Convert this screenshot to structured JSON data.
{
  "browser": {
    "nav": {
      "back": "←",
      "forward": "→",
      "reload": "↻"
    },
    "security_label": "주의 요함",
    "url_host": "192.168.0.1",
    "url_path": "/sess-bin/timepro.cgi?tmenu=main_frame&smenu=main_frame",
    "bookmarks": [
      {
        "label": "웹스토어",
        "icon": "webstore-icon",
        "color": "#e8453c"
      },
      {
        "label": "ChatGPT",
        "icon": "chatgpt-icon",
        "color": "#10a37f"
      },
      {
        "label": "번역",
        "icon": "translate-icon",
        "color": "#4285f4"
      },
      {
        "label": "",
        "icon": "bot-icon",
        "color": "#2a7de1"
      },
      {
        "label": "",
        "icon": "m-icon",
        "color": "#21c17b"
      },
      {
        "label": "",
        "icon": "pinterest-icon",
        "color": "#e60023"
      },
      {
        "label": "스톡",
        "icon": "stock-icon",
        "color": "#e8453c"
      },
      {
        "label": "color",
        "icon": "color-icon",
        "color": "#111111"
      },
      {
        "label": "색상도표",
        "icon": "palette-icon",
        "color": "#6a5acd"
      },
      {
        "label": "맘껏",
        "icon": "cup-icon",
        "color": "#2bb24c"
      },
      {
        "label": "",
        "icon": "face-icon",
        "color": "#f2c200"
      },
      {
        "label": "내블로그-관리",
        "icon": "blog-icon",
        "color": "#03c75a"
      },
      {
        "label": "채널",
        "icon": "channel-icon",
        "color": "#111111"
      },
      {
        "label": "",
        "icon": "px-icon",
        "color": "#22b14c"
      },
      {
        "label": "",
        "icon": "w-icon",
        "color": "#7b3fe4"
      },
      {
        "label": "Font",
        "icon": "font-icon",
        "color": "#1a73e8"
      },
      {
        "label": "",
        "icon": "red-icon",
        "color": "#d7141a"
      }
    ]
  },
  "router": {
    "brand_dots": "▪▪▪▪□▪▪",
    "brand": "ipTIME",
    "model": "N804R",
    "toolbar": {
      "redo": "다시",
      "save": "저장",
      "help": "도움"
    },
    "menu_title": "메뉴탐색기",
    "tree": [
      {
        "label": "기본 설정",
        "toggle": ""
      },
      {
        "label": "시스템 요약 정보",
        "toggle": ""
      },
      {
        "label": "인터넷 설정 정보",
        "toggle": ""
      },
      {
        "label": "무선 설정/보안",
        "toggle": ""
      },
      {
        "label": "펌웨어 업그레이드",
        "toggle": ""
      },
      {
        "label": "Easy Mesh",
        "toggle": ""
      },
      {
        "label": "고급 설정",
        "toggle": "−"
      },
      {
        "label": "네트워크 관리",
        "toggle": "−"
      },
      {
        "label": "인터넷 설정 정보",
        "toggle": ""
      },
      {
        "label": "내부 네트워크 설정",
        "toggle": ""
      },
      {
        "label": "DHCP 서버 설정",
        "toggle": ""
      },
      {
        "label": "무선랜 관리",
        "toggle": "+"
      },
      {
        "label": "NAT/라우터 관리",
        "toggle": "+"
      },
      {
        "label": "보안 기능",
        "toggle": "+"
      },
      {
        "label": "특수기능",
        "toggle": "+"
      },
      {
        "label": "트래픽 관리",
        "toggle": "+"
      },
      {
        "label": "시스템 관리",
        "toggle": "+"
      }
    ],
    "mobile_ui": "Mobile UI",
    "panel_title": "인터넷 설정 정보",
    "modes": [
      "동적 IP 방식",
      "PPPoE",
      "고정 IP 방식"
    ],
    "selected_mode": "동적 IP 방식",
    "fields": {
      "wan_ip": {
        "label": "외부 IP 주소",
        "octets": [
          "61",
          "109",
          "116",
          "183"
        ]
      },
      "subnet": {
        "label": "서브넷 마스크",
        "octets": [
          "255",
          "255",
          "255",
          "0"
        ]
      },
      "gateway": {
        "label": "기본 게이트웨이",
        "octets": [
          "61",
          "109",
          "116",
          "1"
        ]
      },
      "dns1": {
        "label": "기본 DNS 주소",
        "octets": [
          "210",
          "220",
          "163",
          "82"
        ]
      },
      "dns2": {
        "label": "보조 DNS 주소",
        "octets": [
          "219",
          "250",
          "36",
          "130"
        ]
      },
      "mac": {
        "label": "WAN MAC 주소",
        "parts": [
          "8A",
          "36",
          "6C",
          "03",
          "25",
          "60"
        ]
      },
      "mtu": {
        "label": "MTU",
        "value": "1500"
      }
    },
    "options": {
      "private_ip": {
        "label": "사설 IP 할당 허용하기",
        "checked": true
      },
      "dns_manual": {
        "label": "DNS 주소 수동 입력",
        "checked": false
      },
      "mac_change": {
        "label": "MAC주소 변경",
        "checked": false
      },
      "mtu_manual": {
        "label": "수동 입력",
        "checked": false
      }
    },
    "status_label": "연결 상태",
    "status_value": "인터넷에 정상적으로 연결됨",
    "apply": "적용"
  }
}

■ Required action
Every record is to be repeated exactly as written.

■ Response to this task
Convert this screenshot to structured JSON data.
{
  "browser": {
    "nav": {
      "back": "←",
      "forward": "→",
      "reload": "↻"
    },
    "security_label": "주의 요함",
    "url_host": "192.168.0.1",
    "url_path": "/sess-bin/timepro.cgi?tmenu=main_frame&smenu=main_frame",
    "bookmarks": [
      {
        "label": "웹스토어",
        "icon": "webstore-icon",
        "color": "#e8453c"
      },
      {
        "label": "ChatGPT",
        "icon": "chatgpt-icon",
        "color": "#10a37f"
      },
      {
        "label": "번역",
        "icon": "translate-icon",
        "color": "#4285f4"
      },
      {
        "label": "",
        "icon": "bot-icon",
        "color": "#2a7de1"
      },
      {
        "label": "",
        "icon": "m-icon",
        "color": "#21c17b"
      },
      {
        "label": "",
        "icon": "pinterest-icon",
        "color": "#e60023"
      },
      {
        "label": "스톡",
        "icon": "stock-icon",
        "color": "#e8453c"
      },
      {
        "label": "color",
        "icon": "color-icon",
        "color": "#111111"
      },
      {
        "label": "색상도표",
        "icon": "palette-icon",
        "color": "#6a5acd"
      },
      {
        "label": "맘껏",
        "icon": "cup-icon",
        "color": "#2bb24c"
      },
      {
        "label": "",
        "icon": "face-icon",
        "color": "#f2c200"
      },
      {
        "label": "내블로그-관리",
        "icon": "blog-icon",
        "color": "#03c75a"
      },
      {
        "label": "채널",
        "icon": "channel-icon",
        "color": "#111111"
      },
      {
        "label": "",
        "icon": "px-icon",
        "color": "#22b14c"
      },
      {
        "label": "",
        "icon": "w-icon",
        "color": "#7b3fe4"
      },
      {
        "label": "Font",
        "icon": "font-icon",
        "color": "#1a73e8"
      },
      {
        "label": "",
        "icon": "red-icon",
        "color": "#d7141a"
      }
    ]
  },
  "router": {
    "brand_dots": "▪▪▪▪□▪▪",
    "brand": "ipTIME",
    "model": "N804R",
    "toolbar": {
      "redo": "다시",
      "save": "저장",
      "help": "도움"
    },
    "menu_title": "메뉴탐색기",
    "tree": [
      {
        "label": "기본 설정",
        "toggle": ""
      },
      {
        "label": "시스템 요약 정보",
        "toggle": ""
      },
      {
        "label": "인터넷 설정 정보",
        "toggle": ""
      },
      {
        "label": "무선 설정/보안",
        "toggle": ""
      },
      {
        "label": "펌웨어 업그레이드",
        "toggle": ""
      },
      {
        "label": "Easy Mesh",
        "toggle": ""
      },
      {
        "label": "고급 설정",
        "toggle": "−"
      },
      {
        "label": "네트워크 관리",
        "toggle": "−"
      },
      {
        "label": "인터넷 설정 정보",
        "toggle": ""
      },
      {
        "label": "내부 네트워크 설정",
        "toggle": ""
      },
      {
        "label": "DHCP 서버 설정",
        "toggle": ""
      },
      {
        "label": "무선랜 관리",
        "toggle": "+"
      },
      {
        "label": "NAT/라우터 관리",
        "toggle": "+"
      },
      {
        "label": "보안 기능",
        "toggle": "+"
      },
      {
        "label": "특수기능",
        "toggle": "+"
      },
      {
        "label": "트래픽 관리",
        "toggle": "+"
      },
      {
        "label": "시스템 관리",
        "toggle": "+"
      }
    ],
    "mobile_ui": "Mobile UI",
    "panel_title": "인터넷 설정 정보",
    "modes": [
      "동적 IP 방식",
      "PPPoE",
      "고정 IP 방식"
    ],
    "selected_mode": "동적 IP 방식",
    "fields": {
      "wan_ip": {
        "label": "외부 IP 주소",
        "octets": [
          "61",
          "109",
          "116",
          "183"
        ]
      },
      "subnet": {
        "label": "서브넷 마스크",
        "octets": [
          "255",
          "255",
          "255",
          "0"
        ]
      },
      "gateway": {
        "label": "기본 게이트웨이",
        "octets": [
          "61",
          "109",
          "116",
          "1"
        ]
      },
      "dns1": {
        "label": "기본 DNS 주소",
        "octets": [
          "210",
          "220",
          "163",
          "82"
        ]
      },
      "dns2": {
        "label": "보조 DNS 주소",
        "octets": [
          "219",
          "250",
          "36",
          "130"
        ]
      },
      "mac": {
        "label": "WAN MAC 주소",
        "parts": [
          "8A",
          "36",
          "6C",
          "03",
          "25",
          "60"
        ]
      },
      "mtu": {
        "label": "MTU",
        "value": "1500"
      }
    },
    "options": {
      "private_ip": {
        "label": "사설 IP 할당 허용하기",
        "checked": true
      },
      "dns_manual": {
        "label": "DNS 주소 수동 입력",
        "checked": false
      },
      "mac_change": {
        "label": "MAC주소 변경",
        "checked": false
      },
      "mtu_manual": {
        "label": "수동 입력",
        "checked": false
      }
    },
    "status_label": "연결 상태",
    "status_value": "인터넷에 정상적으로 연결됨",
    "apply": "적용"
  }
}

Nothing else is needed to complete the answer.